If you missed our special Coffee Conversation on Grief & the Holidays never fear! We’ve summarized the conversation below because, while it is organized around the holidays, there are plenty of useful tips for year-round application. And, if you’d like to view the entire conversation, click here and head to our YouTube channel to check it and many others out!
“That is the work. To hold both. Denying neither – letting it come when it does. We have loss and we have hope both at the same time. They remain stunningly overlapping, and you don’t have to release either.” – Jen Hatmaker
Emily Wells, MSW, LICSW is a Clinical Social Worker at Oasis Counseling for Women and Children with previous experience in the medical setting.
What is grief? Do you ever get over it?
Google defines “grief” as deep sorrow or profound sadness. The Mayo Clinic offers a broader definition: “Grief is a strong, sometimes overwhelming emotion for people, regardless of whether their sadness stems from the loss of a loved one or from a diagnosis that they or someone they love have received.”
However you define it, grief is a natural process. While grief is universal, Emily explains that the experience is highly individual. The response to something that causes grief, such as a breast cancer diagnosis, will change over time. The process of experiencing grief is circular, so while the things that cause pain may change, the pain still exists. As Emily describes it, grief is almost like pushing on a bruise.
You might ask “When will I be done crying or feeling angry?” That answer is different for everyone. You might have good days or good months.

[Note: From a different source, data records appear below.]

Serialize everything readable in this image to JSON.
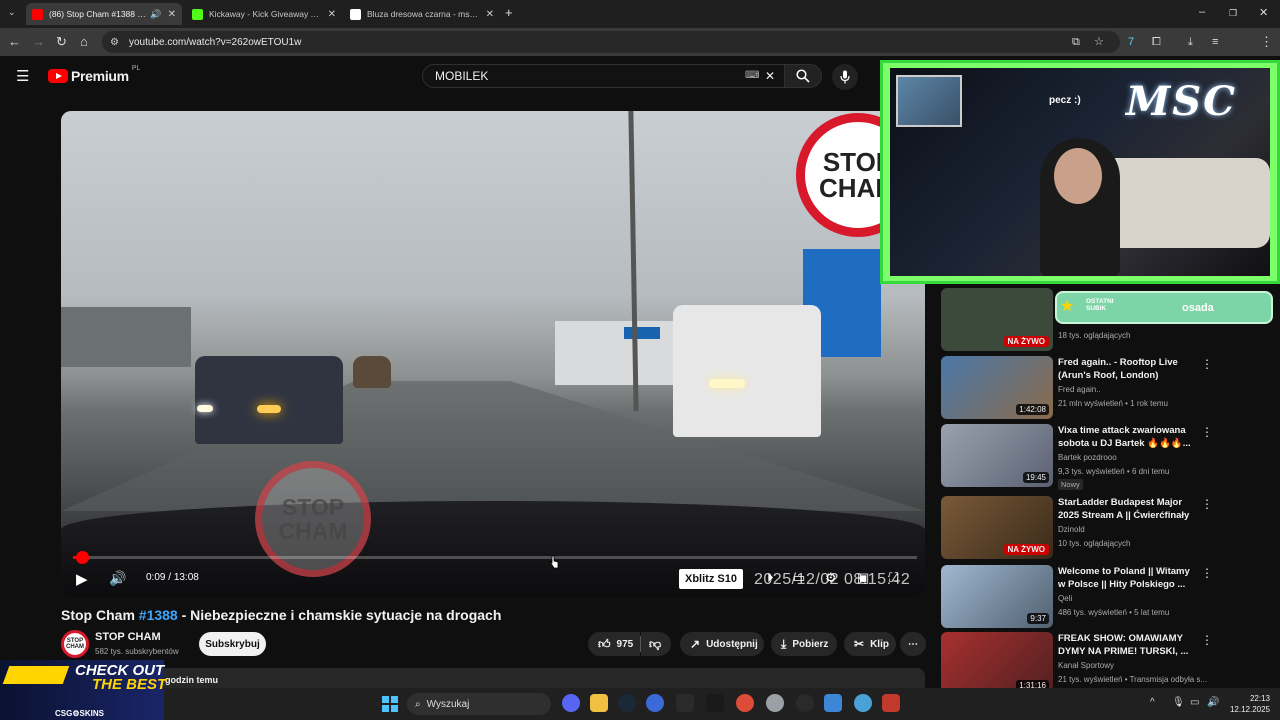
{
  "browser": {
    "tabs": [
      {
        "title": "(86) Stop Cham #1388 - Nie",
        "active": true,
        "favicon_color": "#ff0000"
      },
      {
        "title": "Kickaway - Kick Giveaway Tool",
        "active": false,
        "favicon_color": "#53fc18"
      },
      {
        "title": "Bluza dresowa czarna - msc_d",
        "active": false,
        "favicon_color": "#ffffff"
      }
    ],
    "url": "youtube.com/watch?v=262owETOU1w"
  },
  "youtube": {
    "logo_text": "Premium",
    "region": "PL",
    "search_value": "MOBILEK"
  },
  "player": {
    "current_time": "0:09",
    "duration": "13:08",
    "progress": 0.011,
    "stop_sign": [
      "STOP",
      "CHAM"
    ],
    "watermark": [
      "STOP",
      "CHAM"
    ],
    "sponsor": "Xblitz S10",
    "dashcam_timestamp": "2025/12/02 08:15:42"
  },
  "video": {
    "title_prefix": "Stop Cham ",
    "title_tag": "#1388",
    "title_rest": " - Niebezpieczne i chamskie sytuacje na drogach",
    "channel_avatar_text": "STOP CHAM",
    "channel": "STOP CHAM",
    "subscribers": "582 tys. subskrybentów",
    "subscribe_label": "Subskrybuj",
    "likes": "975",
    "share_label": "Udostępnij",
    "download_label": "Pobierz",
    "clip_label": "Klip",
    "description_snippet": "godzin temu"
  },
  "recommendations": [
    {
      "title": "",
      "channel": "",
      "meta": "18 tys. oglądających",
      "live_label": "NA ŻYWO",
      "duration": "",
      "badge": "",
      "thumb": "#3c4a3c"
    },
    {
      "title": "Fred again.. - Rooftop Live (Arun's Roof, London)",
      "channel": "Fred again..",
      "meta": "21 mln wyświetleń • 1 rok temu",
      "live_label": "",
      "duration": "1:42:08",
      "badge": "",
      "thumb": "#8a6a4a"
    },
    {
      "title": "Vixa time attack zwariowana sobota u DJ Bartek 🔥🔥🔥...",
      "channel": "Bartek pozdrooo",
      "meta": "9,3 tys. wyświetleń • 6 dni temu",
      "live_label": "",
      "duration": "19:45",
      "badge": "Nowy",
      "thumb": "#6a7080"
    },
    {
      "title": "StarLadder Budapest Major 2025 Stream A || Ćwierćfinały |...",
      "channel": "Dzinold",
      "meta": "10 tys. oglądających",
      "live_label": "NA ŻYWO",
      "duration": "",
      "badge": "",
      "thumb": "#5a4a38"
    },
    {
      "title": "Welcome to Poland || Witamy w Polsce || Hity Polskiego ...",
      "channel": "Qeli",
      "meta": "486 tys. wyświetleń • 5 lat temu",
      "live_label": "",
      "duration": "9:37",
      "badge": "",
      "thumb": "#7088a0"
    },
    {
      "title": "FREAK SHOW: OMAWIAMY DYMY NA PRIME! TURSKI, ...",
      "channel": "Kanał Sportowy",
      "meta": "21 tys. wyświetleń • Transmisja odbyła s...",
      "live_label": "",
      "duration": "1:31:16",
      "badge": "",
      "thumb": "#8a2a2a"
    }
  ],
  "stream_overlay": {
    "streamer_text": "pecz :)",
    "logo": "MSC",
    "goal_label": "OSTATNI SUBIK",
    "goal_name": "osada"
  },
  "ad": {
    "headline_1": "CHECK OUT",
    "headline_2": "THE BEST",
    "brand": "CSG⚙SKINS"
  },
  "taskbar": {
    "search_placeholder": "Wyszukaj",
    "time": "22:13",
    "date": "12.12.2025"
  }
}
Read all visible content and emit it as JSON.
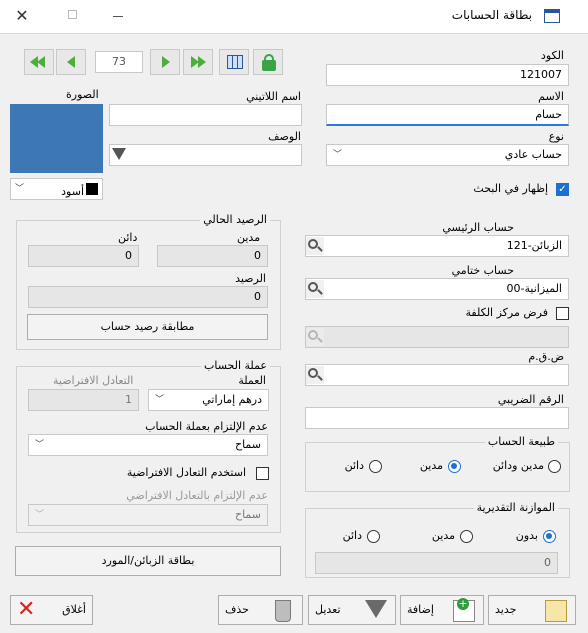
{
  "window": {
    "title": "بطاقة الحسابات"
  },
  "nav": {
    "record_number": "73"
  },
  "fields": {
    "code_label": "الكود",
    "code_value": "121007",
    "name_label": "الاسم",
    "name_value": "حسام",
    "latin_name_label": "اسم اللاتيني",
    "latin_name_value": "",
    "description_label": "الوصف",
    "description_value": "",
    "type_label": "نوع",
    "type_value": "حساب عادي",
    "image_label": "الصورة",
    "color_value": "أسود",
    "show_in_search_label": "إظهار في البحث",
    "parent_account_label": "حساب الرئيسي",
    "parent_account_value": "121-الزبائن",
    "final_account_label": "حساب ختامي",
    "final_account_value": "00-الميزانية",
    "cost_center_label": "فرض مركز الكلفة",
    "cost_center_value": "",
    "vat_label": "ض.ق.م",
    "vat_value": "",
    "tax_number_label": "الرقم الضريبي",
    "tax_number_value": ""
  },
  "balance": {
    "title": "الرصيد الحالي",
    "debit_label": "مدين",
    "credit_label": "دائن",
    "debit_value": "0",
    "credit_value": "0",
    "balance_label": "الرصيد",
    "balance_value": "0",
    "match_button": "مطابقة رصيد حساب"
  },
  "currency": {
    "title": "عملة الحساب",
    "currency_label": "العملة",
    "currency_value": "درهم إماراتي",
    "default_rate_label": "التعادل الافتراضية",
    "default_rate_value": "1",
    "commitment_label": "عدم الإلتزام بعملة الحساب",
    "commitment_value": "سماح",
    "use_default_rate_label": "استخدم التعادل الافتراضية",
    "default_commitment_label": "عدم الإلتزام بالتعادل الافتراضي",
    "default_commitment_value": "سماح"
  },
  "nature": {
    "title": "طبيعة الحساب",
    "options": [
      "مدين ودائن",
      "مدين",
      "دائن"
    ]
  },
  "budget": {
    "title": "الموازنة التقديرية",
    "options": [
      "بدون",
      "مدين",
      "دائن"
    ],
    "value": "0"
  },
  "customer_card_button": "بطاقة الزبائن/المورد",
  "footer": {
    "new": "جديد",
    "add": "إضافة",
    "edit": "تعديل",
    "delete": "حذف",
    "close": "أغلاق"
  },
  "colors": {
    "accent": "#1f6fd1",
    "image_bg": "#3d78b4",
    "nav_green": "#4caf3a"
  }
}
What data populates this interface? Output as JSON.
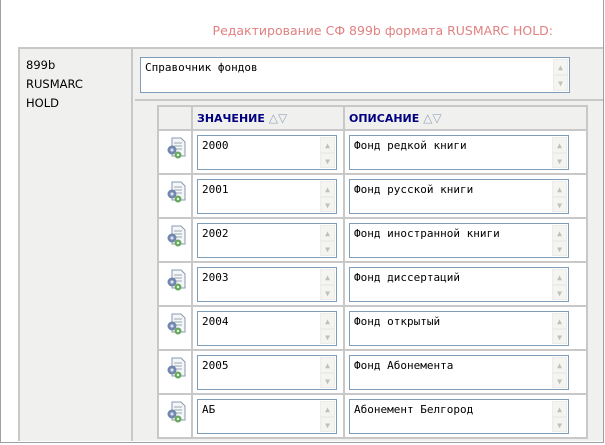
{
  "title": "Редактирование СФ 899b формата RUSMARC HOLD:",
  "field_label": [
    "899b",
    "RUSMARC",
    "HOLD"
  ],
  "field_value": "Справочник фондов",
  "columns": {
    "value": "ЗНАЧЕНИЕ",
    "description": "ОПИСАНИЕ"
  },
  "rows": [
    {
      "value": "2000",
      "description": "Фонд редкой книги"
    },
    {
      "value": "2001",
      "description": "Фонд русской книги"
    },
    {
      "value": "2002",
      "description": "Фонд иностранной книги"
    },
    {
      "value": "2003",
      "description": "Фонд диссертаций"
    },
    {
      "value": "2004",
      "description": "Фонд открытый"
    },
    {
      "value": "2005",
      "description": "Фонд Абонемента"
    },
    {
      "value": "АБ",
      "description": "Абонемент Белгород"
    }
  ]
}
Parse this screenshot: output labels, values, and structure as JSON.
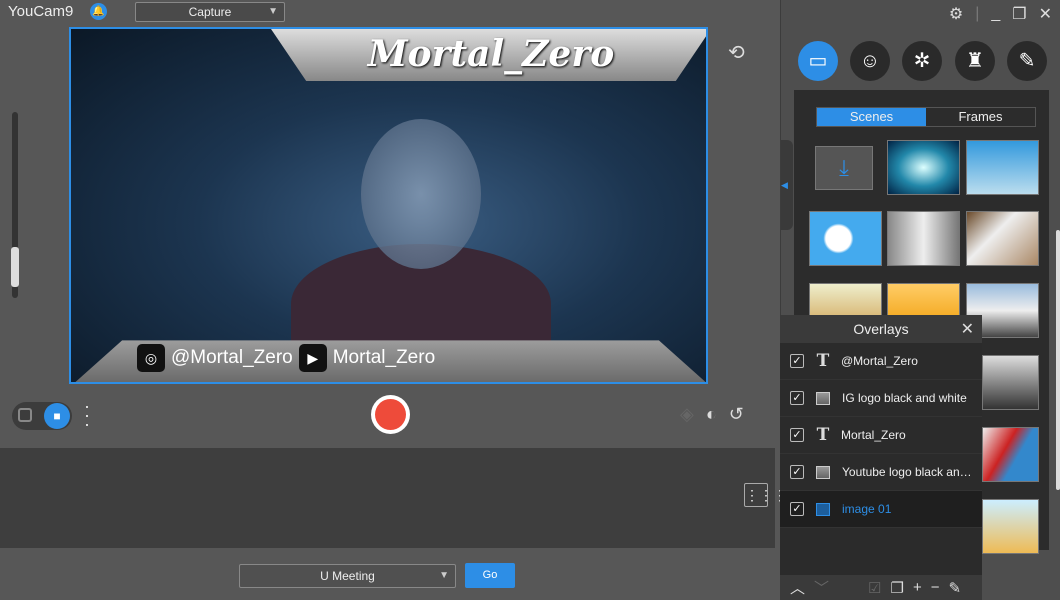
{
  "app": {
    "title": "YouCam9",
    "mode": "Capture"
  },
  "preview": {
    "banner": "Mortal_Zero",
    "instagram": "@Mortal_Zero",
    "youtube": "Mortal_Zero"
  },
  "bottom": {
    "app_select": "U Meeting",
    "go": "Go"
  },
  "colors": {
    "accent": "#2d8ee6",
    "record": "#ee4b3a"
  },
  "right": {
    "categories": [
      {
        "icon": "scene-frame-icon",
        "active": true
      },
      {
        "icon": "emoji-icon"
      },
      {
        "icon": "effects-icon"
      },
      {
        "icon": "avatar-icon"
      },
      {
        "icon": "brush-icon"
      }
    ],
    "tabs": [
      {
        "label": "Scenes",
        "active": true
      },
      {
        "label": "Frames"
      }
    ]
  },
  "overlays": {
    "title": "Overlays",
    "items": [
      {
        "type": "text",
        "label": "@Mortal_Zero",
        "checked": true
      },
      {
        "type": "image",
        "label": "IG logo black and white",
        "checked": true
      },
      {
        "type": "text",
        "label": "Mortal_Zero",
        "checked": true
      },
      {
        "type": "image",
        "label": "Youtube logo black and white",
        "checked": true
      },
      {
        "type": "image",
        "label": "image 01",
        "checked": true,
        "selected": true
      }
    ]
  }
}
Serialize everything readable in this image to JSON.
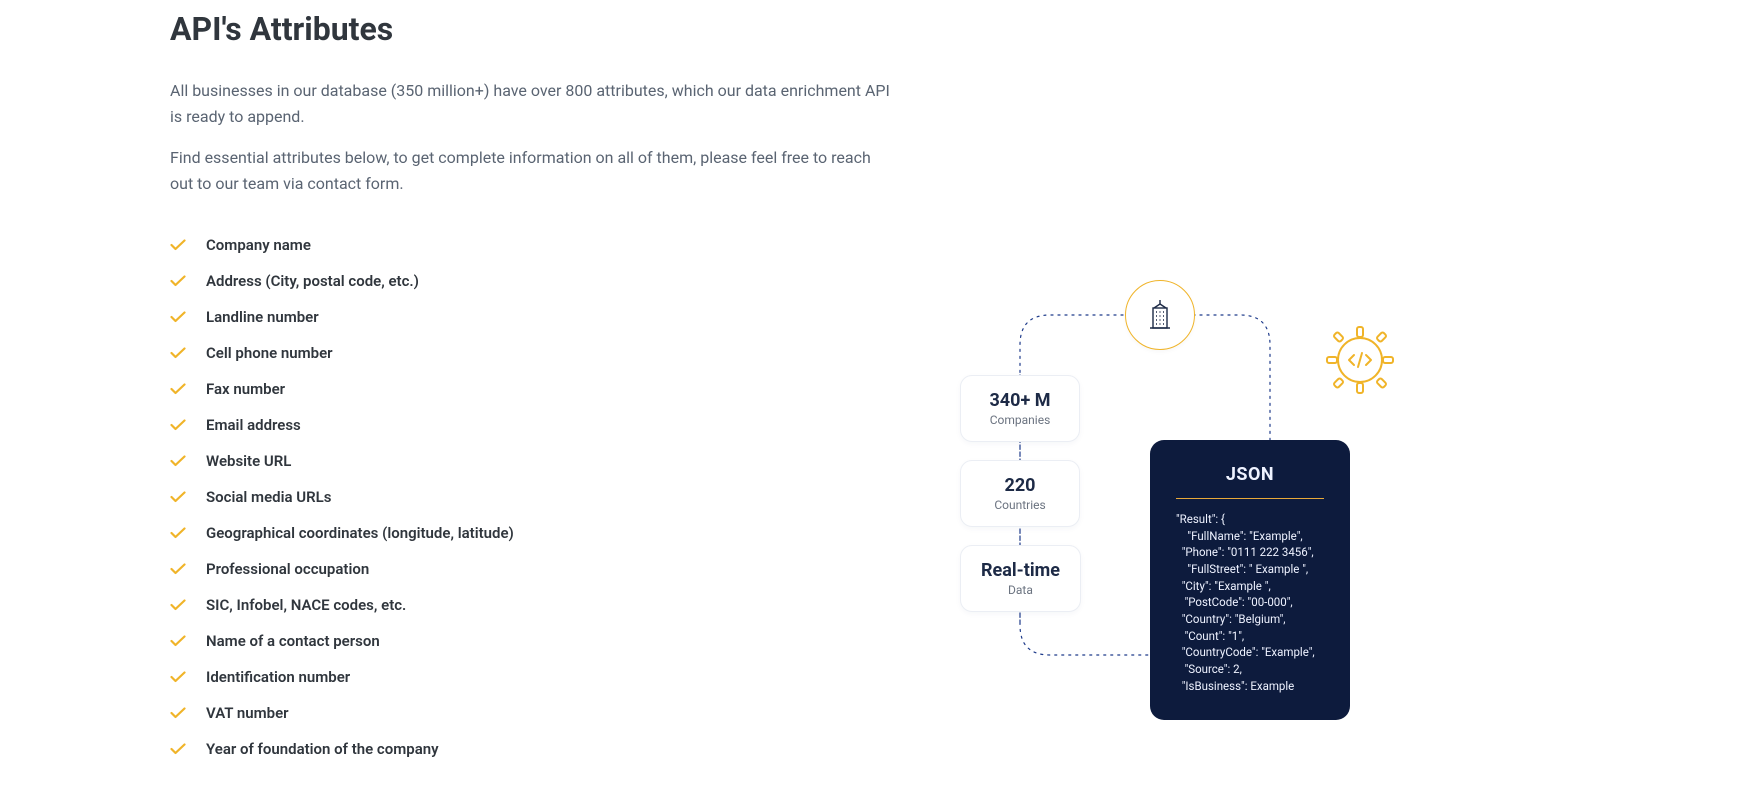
{
  "heading": "API's Attributes",
  "intro1": "All businesses in our database (350 million+) have over 800 attributes, which our data enrichment API is ready to append.",
  "intro2": "Find essential attributes below, to get complete information on all of them, please feel free to reach out to our team via contact form.",
  "attributes": [
    "Company name",
    "Address (City, postal code, etc.)",
    "Landline number",
    "Cell phone number",
    "Fax number",
    "Email address",
    "Website URL",
    "Social media URLs",
    "Geographical coordinates (longitude, latitude)",
    "Professional occupation",
    "SIC, Infobel, NACE codes, etc.",
    "Name of a contact person",
    "Identification number",
    "VAT number",
    "Year of foundation of the company"
  ],
  "diagram": {
    "stat1": {
      "big": "340+ M",
      "small": "Companies"
    },
    "stat2": {
      "big": "220",
      "small": "Countries"
    },
    "stat3": {
      "big": "Real-time",
      "small": "Data"
    },
    "json_header": "JSON",
    "json_body": "\"Result\": {\n    \"FullName\": \"Example\",\n  \"Phone\": \"0111 222 3456\",\n    \"FullStreet\": \" Example \",\n  \"City\": \"Example \",\n   \"PostCode\": \"00-000\",\n  \"Country\": \"Belgium\",\n   \"Count\": \"1\",\n  \"CountryCode\": \"Example\",\n   \"Source\": 2,\n  \"IsBusiness\": Example"
  }
}
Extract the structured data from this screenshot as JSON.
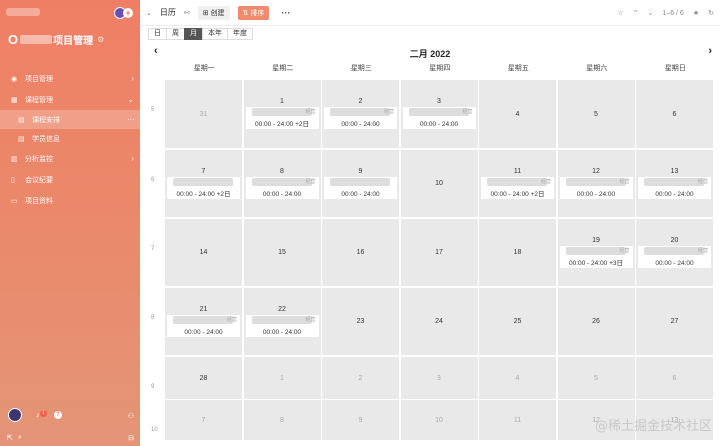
{
  "sidebar": {
    "logo": "O",
    "title": "项目管理",
    "menu": [
      {
        "label": "项目管理"
      },
      {
        "label": "课程管理"
      },
      {
        "label": "课程安排"
      },
      {
        "label": "学员信息"
      },
      {
        "label": "分析监控"
      },
      {
        "label": "会议纪要"
      },
      {
        "label": "项目资料"
      }
    ],
    "badge": "1"
  },
  "topbar": {
    "title": "日历",
    "create_label": "创建",
    "sort_label": "排序",
    "more": "···",
    "count": "1–6 / 6"
  },
  "views": [
    "日",
    "周",
    "月",
    "本年",
    "年度"
  ],
  "month": {
    "title": "二月 2022",
    "prev": "‹",
    "next": "›"
  },
  "weekdays": [
    "星期一",
    "星期二",
    "星期三",
    "星期四",
    "星期五",
    "星期六",
    "星期日"
  ],
  "weeks": [
    {
      "num": "5",
      "days": [
        "31",
        "1",
        "2",
        "3",
        "4",
        "5",
        "6"
      ]
    },
    {
      "num": "6",
      "days": [
        "7",
        "8",
        "9",
        "10",
        "11",
        "12",
        "13"
      ]
    },
    {
      "num": "7",
      "days": [
        "14",
        "15",
        "16",
        "17",
        "18",
        "19",
        "20"
      ]
    },
    {
      "num": "8",
      "days": [
        "21",
        "22",
        "23",
        "24",
        "25",
        "26",
        "27"
      ]
    },
    {
      "num": "9",
      "days": [
        "28",
        "1",
        "2",
        "3",
        "4",
        "5",
        "6"
      ]
    },
    {
      "num": "10",
      "days": [
        "7",
        "8",
        "9",
        "10",
        "11",
        "12",
        "13"
      ]
    }
  ],
  "events": {
    "time_full": "00:00 - 24:00",
    "time_plus2": "00:00 - 24:00 +2日",
    "time_plus3": "00:00 - 24:00 +3日",
    "tag": "经营"
  },
  "watermark": "@稀土掘金技术社区"
}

Then an event may come around – like a holiday – and the “I wish” part of grief will press in on that wound again.
Why is it so important to acknowledge those emotions when you are experiencing grief?
Acknowledgment of grief and feelings of sadness push us to accept the new reality after change or a loss. Two things can be true at the same time. It is possible to have a diagnosis or have lost someone and have other elements of life that are joyful. You can grieve and still have beautiful things to look forward to.
As Emily reiterates, it is possible to move forward and experience grief at the same time.
Is it common to experience grief during the holidays?
The holidays are a time of celebration but also a time of reflection. We reflect on changes of the years. There may be apprehension with navigating new life circumstances, seeing new family members, etc. The holidays, while often filled with annual traditions, also can be a natural time to reflect and acknowledge change.
How do you grieve loss of sense of self?
With a diagnosis, you may experience a loss of sense of self or a loss of identity at work or at home. You may also feel a loss of femininity. For many, it may be difficult to go from being the person who cared for others to being the person who must be cared for. It is important to acknowledge that frustration and pain. Grieve the expectations of roles lost or changed.
What tips would you have for someone with a diagnosis of breast cancer who wants to feel “normal”? What are some practical tips for holiday grief?
Focus on what you can control. Set appropriate expectations and choose comfortable things within your current capabilities. If you enjoy preparing food for your family, find some ways to be part of the cooking. Perhaps you can prepare some desserts ahead of time or take the time to teach someone in your family how to make a treasured recipe. This is a good time to examine and change your expectations. What does your new normal look like?
Through the holidays, make sure you have something to look forward to, even if that something is different than it used to be. Try to spend time with loved ones and focus on doing the next right thing for yourself. Maybe you cannot do it all, but with a change of perspective, you can celebrate what you are able to do.
What are some tips for those supporting someone with breast cancer?
Acknowledge your loved one. Offer to meet tangible needs and be specific with those needs. Sit with them so they are not alone.
Not knowing what to say is ok. Being available is still helpful and supportive of your loved one.
If you do not know what to say, you can start with this:
I am here. I hear you. I understand. I care.
Remember that while you can understand that a person is grieving, you cannot fully understand their experience. Please be careful when trying to relate. This can be helpful when shared appropriately, but we never know exactly how someone else is feeling.
With the holidays and the COVID-19 pandemic in mind, what are some specific tips for those with a new diagnosis who are not able to be with family?
Take time to change your expectations. Set up something manageable that you can look forward to over the holidays, even if it is something small. What may feel small now may make the best memories. Start a new tradition that you can carry on in the following years. Find a way to respect and honor a diagnosis or a missing person. A major change is a natural time to start something new. If you are unable to be with family, make efforts to interact virtually!
Emily left us with this final quote on loss and hope by author Jen Hatmaker:
“That is the work. To hold both. Denying neither – letting it come when it does. We have loss, and we have hope both at the same time. They remain stunningly overlapping, and you don’t have to release either.”
 Mayo Clinic: https://www.mayoclinic.org/patient-visitor-guide/support-groups/what-is-grief